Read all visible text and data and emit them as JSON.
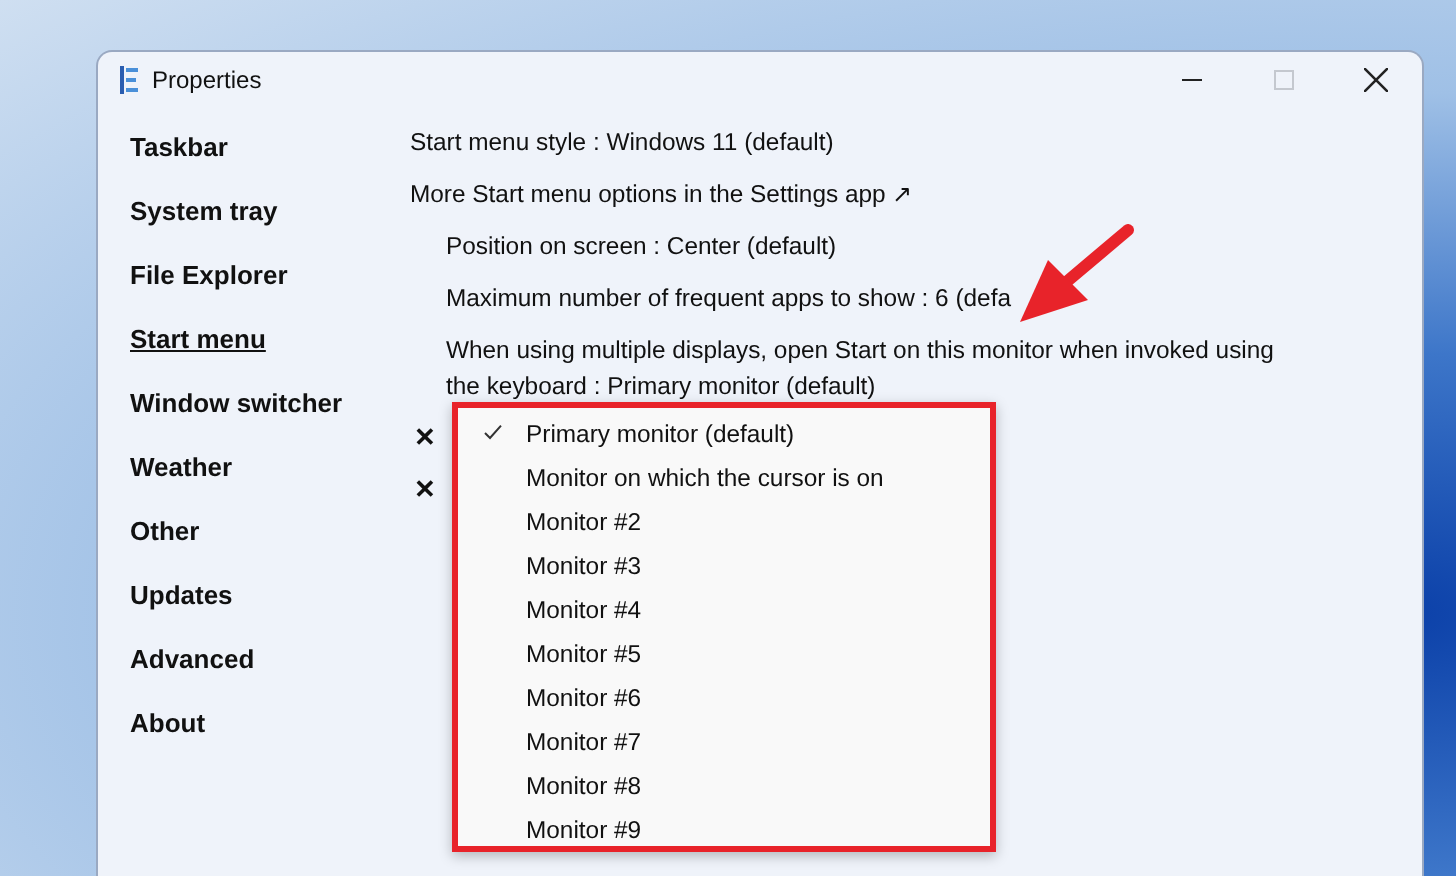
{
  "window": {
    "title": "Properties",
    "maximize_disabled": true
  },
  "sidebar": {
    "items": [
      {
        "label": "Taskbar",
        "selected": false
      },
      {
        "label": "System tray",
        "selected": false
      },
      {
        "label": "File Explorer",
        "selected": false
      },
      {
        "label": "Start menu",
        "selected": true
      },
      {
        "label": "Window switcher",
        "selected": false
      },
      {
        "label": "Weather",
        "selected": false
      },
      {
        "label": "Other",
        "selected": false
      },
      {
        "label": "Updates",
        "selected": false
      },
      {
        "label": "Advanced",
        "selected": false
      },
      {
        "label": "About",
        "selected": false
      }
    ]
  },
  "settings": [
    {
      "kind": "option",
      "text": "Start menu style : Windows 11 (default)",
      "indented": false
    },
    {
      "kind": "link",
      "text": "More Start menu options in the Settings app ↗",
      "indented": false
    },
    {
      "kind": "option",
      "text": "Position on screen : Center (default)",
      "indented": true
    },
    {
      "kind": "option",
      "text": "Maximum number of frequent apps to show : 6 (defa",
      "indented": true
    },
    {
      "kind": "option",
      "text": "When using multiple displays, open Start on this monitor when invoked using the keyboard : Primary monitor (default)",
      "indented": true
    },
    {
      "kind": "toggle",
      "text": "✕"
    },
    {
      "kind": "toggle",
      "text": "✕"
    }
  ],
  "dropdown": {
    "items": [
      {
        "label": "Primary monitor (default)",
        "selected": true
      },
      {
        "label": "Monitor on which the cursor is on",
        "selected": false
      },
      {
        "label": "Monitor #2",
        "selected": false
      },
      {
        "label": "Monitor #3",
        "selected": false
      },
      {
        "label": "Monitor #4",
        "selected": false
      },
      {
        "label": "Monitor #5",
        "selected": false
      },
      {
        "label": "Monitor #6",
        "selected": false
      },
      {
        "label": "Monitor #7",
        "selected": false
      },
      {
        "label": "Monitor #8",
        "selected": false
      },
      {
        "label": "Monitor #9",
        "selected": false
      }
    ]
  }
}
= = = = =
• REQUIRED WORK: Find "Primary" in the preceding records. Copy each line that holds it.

• ANSWER SPACE:
      "text": "When using multiple displays, open Start on this monitor when invoked using the keyboard : Primary monitor (default)",
        "label": "Primary monitor (default)",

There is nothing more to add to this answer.